One way or another, even an Israeli state with a 40 percent (and growing!) Arab minority cannot claim to be intrinsically Jewish. As for a non-democratic state that favors its Jewish over its Arab inhabitants, this is anathema to the vast majority of Jews, to say nothing of the international community. It places Israel in the global family of racist, fascist countries whose prospects for enlightened progress are zero.
Rosh Hashana is a time to reflect. If your reflection brings sadness - and rage - at the ongoing assault on the values and principles you hold dear, both at home and in Israel, we share this with you.
This year, the Israeli Knesset legislated that those of us in APN - who work against boycotts divestment and sanctions (BDS) directed at Israel but who advocate boycotting the occupation and products made in the settlements - are not welcome in the Jewish homeland. Israeli law now states that a visa will not be granted to us because we, as non-Israelis, and APN, the organization on whose behalf we work, knowingly published a public call to boycott the settlements.
This year, Israeli lawmakers put on the Knesset’s docket bills to bar foreign donations to Israeli human and civil rights organizations.

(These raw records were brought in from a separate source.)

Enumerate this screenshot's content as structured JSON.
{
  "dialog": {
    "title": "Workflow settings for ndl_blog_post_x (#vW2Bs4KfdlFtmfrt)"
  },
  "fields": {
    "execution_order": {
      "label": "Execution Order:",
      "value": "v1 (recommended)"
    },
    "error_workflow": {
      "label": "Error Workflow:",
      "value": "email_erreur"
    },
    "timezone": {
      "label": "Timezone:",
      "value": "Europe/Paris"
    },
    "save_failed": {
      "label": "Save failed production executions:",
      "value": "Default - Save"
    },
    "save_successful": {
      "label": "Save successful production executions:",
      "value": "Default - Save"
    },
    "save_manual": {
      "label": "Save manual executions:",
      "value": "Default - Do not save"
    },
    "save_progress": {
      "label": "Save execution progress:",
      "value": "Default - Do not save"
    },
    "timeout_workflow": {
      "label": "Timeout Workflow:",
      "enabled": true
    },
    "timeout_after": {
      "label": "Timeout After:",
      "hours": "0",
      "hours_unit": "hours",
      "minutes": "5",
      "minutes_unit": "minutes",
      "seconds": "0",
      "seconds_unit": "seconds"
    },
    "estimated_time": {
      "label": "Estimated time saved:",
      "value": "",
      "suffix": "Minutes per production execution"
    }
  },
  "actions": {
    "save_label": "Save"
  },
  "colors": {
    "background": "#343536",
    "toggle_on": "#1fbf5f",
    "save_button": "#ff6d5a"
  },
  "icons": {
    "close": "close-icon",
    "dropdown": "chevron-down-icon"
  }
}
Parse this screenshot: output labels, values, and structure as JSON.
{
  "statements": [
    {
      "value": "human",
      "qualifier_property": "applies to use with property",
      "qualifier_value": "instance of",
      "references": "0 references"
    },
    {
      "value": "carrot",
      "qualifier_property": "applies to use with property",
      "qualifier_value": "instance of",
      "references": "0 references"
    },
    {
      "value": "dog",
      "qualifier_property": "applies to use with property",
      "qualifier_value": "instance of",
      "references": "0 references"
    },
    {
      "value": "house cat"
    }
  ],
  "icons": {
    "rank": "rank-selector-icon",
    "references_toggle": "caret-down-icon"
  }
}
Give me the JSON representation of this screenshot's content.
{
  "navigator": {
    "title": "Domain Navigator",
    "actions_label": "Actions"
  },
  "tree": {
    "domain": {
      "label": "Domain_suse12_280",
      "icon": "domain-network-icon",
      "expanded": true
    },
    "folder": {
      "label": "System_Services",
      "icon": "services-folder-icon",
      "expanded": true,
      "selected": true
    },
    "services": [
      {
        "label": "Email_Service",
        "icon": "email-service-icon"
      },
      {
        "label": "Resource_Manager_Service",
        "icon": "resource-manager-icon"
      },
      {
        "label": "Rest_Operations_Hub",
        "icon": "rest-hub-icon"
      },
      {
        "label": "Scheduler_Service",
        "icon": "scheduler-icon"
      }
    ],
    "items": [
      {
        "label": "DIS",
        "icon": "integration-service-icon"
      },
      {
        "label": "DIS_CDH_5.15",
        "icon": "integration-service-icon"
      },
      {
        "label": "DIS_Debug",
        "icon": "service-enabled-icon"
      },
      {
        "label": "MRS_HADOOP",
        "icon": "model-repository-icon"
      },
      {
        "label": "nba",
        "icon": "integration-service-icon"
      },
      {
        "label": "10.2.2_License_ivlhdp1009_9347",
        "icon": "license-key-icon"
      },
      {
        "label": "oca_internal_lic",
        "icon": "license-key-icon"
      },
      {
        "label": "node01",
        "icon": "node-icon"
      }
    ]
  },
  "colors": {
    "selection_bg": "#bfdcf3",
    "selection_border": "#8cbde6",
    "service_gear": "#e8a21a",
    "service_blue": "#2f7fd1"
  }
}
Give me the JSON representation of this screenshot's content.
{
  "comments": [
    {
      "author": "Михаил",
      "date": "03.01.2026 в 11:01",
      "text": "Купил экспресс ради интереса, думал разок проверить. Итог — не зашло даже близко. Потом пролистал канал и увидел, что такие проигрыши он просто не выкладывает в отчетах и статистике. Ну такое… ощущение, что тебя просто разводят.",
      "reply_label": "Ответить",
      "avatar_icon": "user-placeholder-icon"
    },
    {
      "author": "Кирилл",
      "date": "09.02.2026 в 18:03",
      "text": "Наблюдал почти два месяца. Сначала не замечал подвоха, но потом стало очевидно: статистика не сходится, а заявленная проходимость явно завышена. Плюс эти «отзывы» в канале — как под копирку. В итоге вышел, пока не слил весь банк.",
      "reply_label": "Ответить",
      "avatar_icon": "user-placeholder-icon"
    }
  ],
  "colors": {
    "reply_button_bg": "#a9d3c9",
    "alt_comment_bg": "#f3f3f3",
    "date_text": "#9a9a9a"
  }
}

Likud MK Miki Zohar, in proposing the bill, said: “The time has come to dry up [the resources used by] leftist organizations that undermine the government, slander Israel and try to infringe on its right to defend itself. We must block their funding sources and thus prevent them from harming the state.” Not surprisingly, this bill targets progressive donors and does not affect the enormous financial contributions made to Israeli organizations by the likes of Sheldon Adelson.
Shalom Achshav (Peace Now)
Israel’s preeminent peace movement, Peace Now (Shalom Achshav), was established in 1978, when 348 Israeli senior reserve army officers and combat soldiers came together to urge their government to sign a peace treaty with Egypt. They knew then what remains true today: Real security for Israel can only be achieved through peace. In the years since its establishment, Shalom Achshav has worked for the achievement of peace agreements between Israel and all her Arab neighbors, and has come to be recognized, both in Israel and abroad, as Israel’s leading grassroots Zionist pro-peace movement.
With a small staff and a small budget, Peace Now runs several important programs to advance peace and democracy and to help keep the door open for a two-state solution to the Israeli- Palestinian conflict.